Over the time I’ve worked in the White House, of any region in the world I’m not aware of any countries that the president personally spent more time investing in these relationships on phone calls, in meetings, through letters and text messages — everything else — then our Gulf partners, which means that that kept me busy, but also means that we built up relationships of trust that enabled us to move our partners to come together in a really historic agreement.

BM: Jared Kushner, who’s also played a vital role in a lot of these negotiations, used the phrase that in deal-making, everyone’s a no, until they’re a yes. And I think that especially plays true in the Middle East. Is that right?

MH: Yes, it absolutely is correct. And sometimes the darkest moments in those negotiations are right before dawn, right before you get the yeses. People are focused in on trying to get as much as they can out of a deal. And there’s no question about it. This was a negotiation. There was horse trading involved. This is deal-making at its finest, but at the end of the day, Jared does deserve a lot of credit. The Emirati ambassador in Washington, D.C., Yousef Al Otaiba — a close friend and an incredibly effective diplomat and statesman — he was very much involved in brokering a lot of these deals, as well. But it was deal-making, it was negotiations, it was a very challenging process, and so again, credit is owed to everybody involved for getting the party say yes and getting this deal done.

BM: Deals like this, while they don’t solve all the problems of the Middle East, they do create space for democracy to be strengthened — for freedom of the press, and freedom of speech and freedom to gather — all of those things are expanded on days like today, and that has to be a good thing for freedom and for peace, and how much time and attention and treasure the United States has to invest in order to keep those critical allies in the ballgame.

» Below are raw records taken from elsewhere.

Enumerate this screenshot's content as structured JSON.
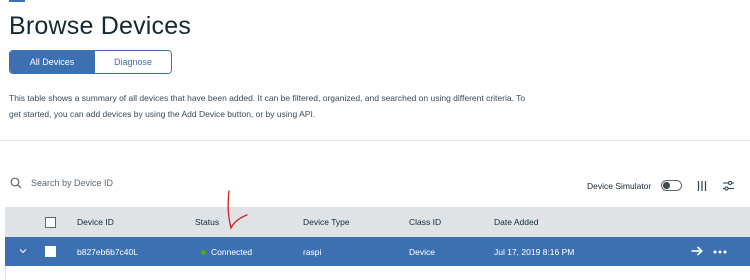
{
  "page": {
    "title": "Browse Devices",
    "description": "This table shows a summary of all devices that have been added. It can be filtered, organized, and searched on using different criteria. To get started, you can add devices by using the Add Device button, or by using API."
  },
  "tabs": [
    {
      "label": "All Devices",
      "active": true
    },
    {
      "label": "Diagnose",
      "active": false
    }
  ],
  "toolbar": {
    "search_placeholder": "Search by Device ID",
    "search_value": "",
    "simulator_label": "Device Simulator",
    "simulator_on": false
  },
  "table": {
    "headers": [
      "Device ID",
      "Status",
      "Device Type",
      "Class ID",
      "Date Added"
    ],
    "rows": [
      {
        "device_id": "b827eb6b7c40L",
        "status": "Connected",
        "device_type": "raspi",
        "class_id": "Device",
        "date_added": "Jul 17, 2019 8:16 PM",
        "selected": true
      }
    ]
  },
  "colors": {
    "accent": "#3d70b2",
    "status_connected": "#5aa700",
    "header_bg": "#dfe3e6",
    "annotation": "#d0201f"
  },
  "icons": {
    "search": "search-icon",
    "columns": "columns-icon",
    "settings": "sliders-icon",
    "expand": "chevron-down-icon",
    "navigate": "arrow-right-icon",
    "more": "overflow-menu-icon"
  }
}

MH: There are definitely values that we share that are important in the region and we want support those that also share values. In the Middle East, there are few countries that share all of our values, with Israel as the one key exception in terms of the state that does share all of our values. The other states, it’s a bit of a mixed bag. What we want to do is identify where we do have shared values and build on those and strengthen the relationship with the expectation that over time, the overlap between our values and their values will grow.

Setting aside values, we just have straight up real politic interests in the region. We have a lot of interest in Bahrain, where we have our Middle East naval fleet headquartered there. We have a lot of interest in the United Arab Emirates, and of course in Israel, as well. So as we strengthen relationships across these critical partners and allies in the region, that is a win for us on the value perspective, but just as importantly, it’s a win in terms of our interests.

When you look at a map just across the waterway from the UAE and Bahrain, you’ve got Iran, and Iran has been creating a lot of instability across the region for many years. And as we look at the Gulf, Arab states solidifying relationships with Israel, those set of countries are the best position to push back against Iran. And we want to strengthen our partners and allies so that we can work through them to provide security to the region, and not have to bear that burden ourselves.

These agreements, these relationships are going to ease the burden that we have to bear when it comes to providing security and free commerce and trade and protecting our economic interests in the region.